Task objective:
Examine the data line by line and report how many lines include the word "value", with no additional output.

Collected data entries:

____

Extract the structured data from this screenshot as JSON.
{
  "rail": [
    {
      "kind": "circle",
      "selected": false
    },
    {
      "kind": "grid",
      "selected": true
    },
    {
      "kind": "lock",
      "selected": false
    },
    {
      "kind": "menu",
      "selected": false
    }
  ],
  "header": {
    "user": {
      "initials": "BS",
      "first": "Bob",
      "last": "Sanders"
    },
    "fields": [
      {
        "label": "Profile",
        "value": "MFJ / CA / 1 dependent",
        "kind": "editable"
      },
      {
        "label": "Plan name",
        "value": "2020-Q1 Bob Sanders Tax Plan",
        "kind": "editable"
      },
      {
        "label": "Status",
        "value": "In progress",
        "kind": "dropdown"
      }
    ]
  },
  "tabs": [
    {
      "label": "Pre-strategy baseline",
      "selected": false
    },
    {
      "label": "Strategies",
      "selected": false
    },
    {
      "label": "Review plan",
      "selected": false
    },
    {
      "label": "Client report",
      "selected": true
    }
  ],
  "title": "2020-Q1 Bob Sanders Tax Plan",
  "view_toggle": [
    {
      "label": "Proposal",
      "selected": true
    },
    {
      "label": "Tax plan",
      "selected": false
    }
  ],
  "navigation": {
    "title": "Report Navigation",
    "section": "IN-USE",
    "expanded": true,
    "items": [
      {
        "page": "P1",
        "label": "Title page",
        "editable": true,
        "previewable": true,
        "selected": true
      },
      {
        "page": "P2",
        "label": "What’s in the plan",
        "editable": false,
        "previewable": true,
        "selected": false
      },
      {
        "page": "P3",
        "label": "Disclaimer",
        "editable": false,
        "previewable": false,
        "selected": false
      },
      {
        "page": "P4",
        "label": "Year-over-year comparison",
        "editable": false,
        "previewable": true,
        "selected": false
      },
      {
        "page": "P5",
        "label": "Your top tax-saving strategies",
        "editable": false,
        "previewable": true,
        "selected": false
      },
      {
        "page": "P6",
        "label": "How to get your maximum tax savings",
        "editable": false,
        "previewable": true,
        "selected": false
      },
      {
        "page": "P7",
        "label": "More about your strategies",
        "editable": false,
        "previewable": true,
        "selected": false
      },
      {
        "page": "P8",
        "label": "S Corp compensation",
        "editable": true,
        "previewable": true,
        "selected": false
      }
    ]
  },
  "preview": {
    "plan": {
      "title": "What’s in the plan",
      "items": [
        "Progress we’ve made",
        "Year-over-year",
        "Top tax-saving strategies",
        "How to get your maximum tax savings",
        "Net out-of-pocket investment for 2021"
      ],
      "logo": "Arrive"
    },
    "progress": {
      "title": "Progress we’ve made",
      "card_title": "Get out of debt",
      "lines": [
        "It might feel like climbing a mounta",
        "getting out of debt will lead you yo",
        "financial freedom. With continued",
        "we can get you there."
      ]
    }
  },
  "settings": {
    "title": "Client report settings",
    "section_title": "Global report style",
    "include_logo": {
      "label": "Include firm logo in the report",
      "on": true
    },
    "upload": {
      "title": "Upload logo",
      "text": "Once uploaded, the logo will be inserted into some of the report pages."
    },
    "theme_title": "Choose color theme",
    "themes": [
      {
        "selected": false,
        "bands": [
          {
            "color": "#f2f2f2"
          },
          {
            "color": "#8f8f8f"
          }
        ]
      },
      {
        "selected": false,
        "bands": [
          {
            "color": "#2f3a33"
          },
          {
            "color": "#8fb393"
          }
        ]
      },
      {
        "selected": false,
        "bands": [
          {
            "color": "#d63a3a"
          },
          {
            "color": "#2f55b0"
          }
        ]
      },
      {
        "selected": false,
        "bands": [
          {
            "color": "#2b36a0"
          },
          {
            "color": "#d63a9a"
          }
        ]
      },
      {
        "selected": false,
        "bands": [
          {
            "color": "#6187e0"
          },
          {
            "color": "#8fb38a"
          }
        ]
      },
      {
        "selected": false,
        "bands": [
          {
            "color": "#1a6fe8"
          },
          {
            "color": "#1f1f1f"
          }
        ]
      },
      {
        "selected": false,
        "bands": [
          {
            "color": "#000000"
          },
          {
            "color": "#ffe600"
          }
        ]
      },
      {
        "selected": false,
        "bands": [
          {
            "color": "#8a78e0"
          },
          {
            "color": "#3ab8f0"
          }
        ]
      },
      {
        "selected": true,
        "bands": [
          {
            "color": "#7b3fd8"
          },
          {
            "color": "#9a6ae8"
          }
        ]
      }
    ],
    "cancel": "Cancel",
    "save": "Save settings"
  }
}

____

Exercise solution:
3